## GOAL OF THE EXERCISE
The expected answer is every line from the material below that has the word "data".

--- START ---

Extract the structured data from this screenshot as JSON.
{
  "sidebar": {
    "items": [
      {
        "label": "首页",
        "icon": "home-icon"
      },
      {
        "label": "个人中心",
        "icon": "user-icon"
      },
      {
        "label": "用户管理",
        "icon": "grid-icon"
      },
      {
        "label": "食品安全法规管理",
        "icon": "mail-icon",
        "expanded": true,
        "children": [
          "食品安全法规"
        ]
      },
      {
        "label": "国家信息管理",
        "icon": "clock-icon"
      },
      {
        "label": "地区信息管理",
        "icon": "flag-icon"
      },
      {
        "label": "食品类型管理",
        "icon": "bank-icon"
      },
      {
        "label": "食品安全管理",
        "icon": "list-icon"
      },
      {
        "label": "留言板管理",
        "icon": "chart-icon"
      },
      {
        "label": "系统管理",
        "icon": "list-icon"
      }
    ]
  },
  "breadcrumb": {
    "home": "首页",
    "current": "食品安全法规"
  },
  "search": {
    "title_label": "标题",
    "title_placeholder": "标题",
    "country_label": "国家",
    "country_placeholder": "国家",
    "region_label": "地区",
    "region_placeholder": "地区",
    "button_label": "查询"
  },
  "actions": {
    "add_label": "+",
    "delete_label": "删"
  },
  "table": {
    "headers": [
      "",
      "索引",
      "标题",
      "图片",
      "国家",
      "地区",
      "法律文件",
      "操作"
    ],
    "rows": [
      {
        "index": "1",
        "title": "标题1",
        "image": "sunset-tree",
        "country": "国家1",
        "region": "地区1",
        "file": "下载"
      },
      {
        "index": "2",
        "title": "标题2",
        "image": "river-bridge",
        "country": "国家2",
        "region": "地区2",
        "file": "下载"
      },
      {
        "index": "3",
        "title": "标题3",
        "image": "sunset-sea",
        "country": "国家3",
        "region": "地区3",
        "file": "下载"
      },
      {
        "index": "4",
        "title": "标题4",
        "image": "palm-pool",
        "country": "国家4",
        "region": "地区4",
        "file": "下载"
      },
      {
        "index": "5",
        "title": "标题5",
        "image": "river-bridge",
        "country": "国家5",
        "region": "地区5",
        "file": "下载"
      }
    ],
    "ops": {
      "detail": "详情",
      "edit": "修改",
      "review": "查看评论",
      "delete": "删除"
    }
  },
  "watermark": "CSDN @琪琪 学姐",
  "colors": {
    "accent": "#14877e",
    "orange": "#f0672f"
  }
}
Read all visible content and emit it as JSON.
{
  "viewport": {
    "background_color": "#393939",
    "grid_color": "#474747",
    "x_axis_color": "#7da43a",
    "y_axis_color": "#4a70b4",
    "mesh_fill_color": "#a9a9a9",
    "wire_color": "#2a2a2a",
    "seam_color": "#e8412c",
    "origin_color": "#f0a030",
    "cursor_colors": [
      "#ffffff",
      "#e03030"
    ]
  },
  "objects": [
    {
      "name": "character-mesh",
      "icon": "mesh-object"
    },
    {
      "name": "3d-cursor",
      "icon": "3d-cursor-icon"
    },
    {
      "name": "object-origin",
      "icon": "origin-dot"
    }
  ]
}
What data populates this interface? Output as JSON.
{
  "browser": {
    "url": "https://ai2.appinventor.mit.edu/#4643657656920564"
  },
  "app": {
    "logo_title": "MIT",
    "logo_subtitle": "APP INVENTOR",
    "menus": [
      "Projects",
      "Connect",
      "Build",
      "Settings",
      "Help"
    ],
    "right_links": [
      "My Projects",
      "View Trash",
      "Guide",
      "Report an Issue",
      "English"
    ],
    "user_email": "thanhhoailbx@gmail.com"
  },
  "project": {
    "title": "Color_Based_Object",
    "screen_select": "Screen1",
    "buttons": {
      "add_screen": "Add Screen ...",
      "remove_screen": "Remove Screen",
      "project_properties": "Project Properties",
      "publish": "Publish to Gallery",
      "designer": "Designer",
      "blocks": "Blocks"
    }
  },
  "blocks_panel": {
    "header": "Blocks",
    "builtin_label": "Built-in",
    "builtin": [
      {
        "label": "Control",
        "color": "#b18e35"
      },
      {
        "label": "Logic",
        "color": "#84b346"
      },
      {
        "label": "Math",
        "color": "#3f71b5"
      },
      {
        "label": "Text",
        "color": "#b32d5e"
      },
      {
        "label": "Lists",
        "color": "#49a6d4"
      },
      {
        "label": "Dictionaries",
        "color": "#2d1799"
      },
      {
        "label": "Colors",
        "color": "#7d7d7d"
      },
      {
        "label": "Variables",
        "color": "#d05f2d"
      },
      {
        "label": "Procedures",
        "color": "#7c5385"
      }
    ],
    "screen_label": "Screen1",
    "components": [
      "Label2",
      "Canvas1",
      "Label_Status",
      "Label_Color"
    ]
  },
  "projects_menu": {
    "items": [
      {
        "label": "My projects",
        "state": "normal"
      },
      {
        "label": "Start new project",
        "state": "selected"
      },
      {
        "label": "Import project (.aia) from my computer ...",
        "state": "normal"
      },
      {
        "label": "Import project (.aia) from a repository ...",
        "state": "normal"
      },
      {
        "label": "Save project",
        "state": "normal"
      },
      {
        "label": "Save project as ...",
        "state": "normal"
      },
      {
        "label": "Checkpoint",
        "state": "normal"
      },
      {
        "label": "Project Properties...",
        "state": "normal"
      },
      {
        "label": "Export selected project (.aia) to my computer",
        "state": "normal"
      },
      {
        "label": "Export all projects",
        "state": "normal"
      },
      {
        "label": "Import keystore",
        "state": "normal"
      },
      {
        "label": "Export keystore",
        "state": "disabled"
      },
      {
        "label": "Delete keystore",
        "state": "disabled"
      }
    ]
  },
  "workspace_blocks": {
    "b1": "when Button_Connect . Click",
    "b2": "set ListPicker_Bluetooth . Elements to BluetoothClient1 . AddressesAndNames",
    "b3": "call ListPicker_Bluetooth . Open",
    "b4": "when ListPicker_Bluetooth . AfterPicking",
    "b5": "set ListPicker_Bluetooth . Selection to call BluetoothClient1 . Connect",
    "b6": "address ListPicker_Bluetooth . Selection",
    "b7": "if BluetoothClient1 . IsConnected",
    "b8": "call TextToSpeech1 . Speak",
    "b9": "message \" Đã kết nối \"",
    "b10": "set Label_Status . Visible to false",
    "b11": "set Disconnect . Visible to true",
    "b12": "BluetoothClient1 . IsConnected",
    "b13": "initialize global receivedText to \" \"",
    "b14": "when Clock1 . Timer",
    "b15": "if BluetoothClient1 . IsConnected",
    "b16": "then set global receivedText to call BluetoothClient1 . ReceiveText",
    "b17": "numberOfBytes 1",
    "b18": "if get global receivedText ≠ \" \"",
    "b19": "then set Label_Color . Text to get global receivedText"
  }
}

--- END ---

## OUTPUT FOR THIS EXERCISE
Extract the structured data from this screenshot as JSON.
What data populates this interface? Output as JSON.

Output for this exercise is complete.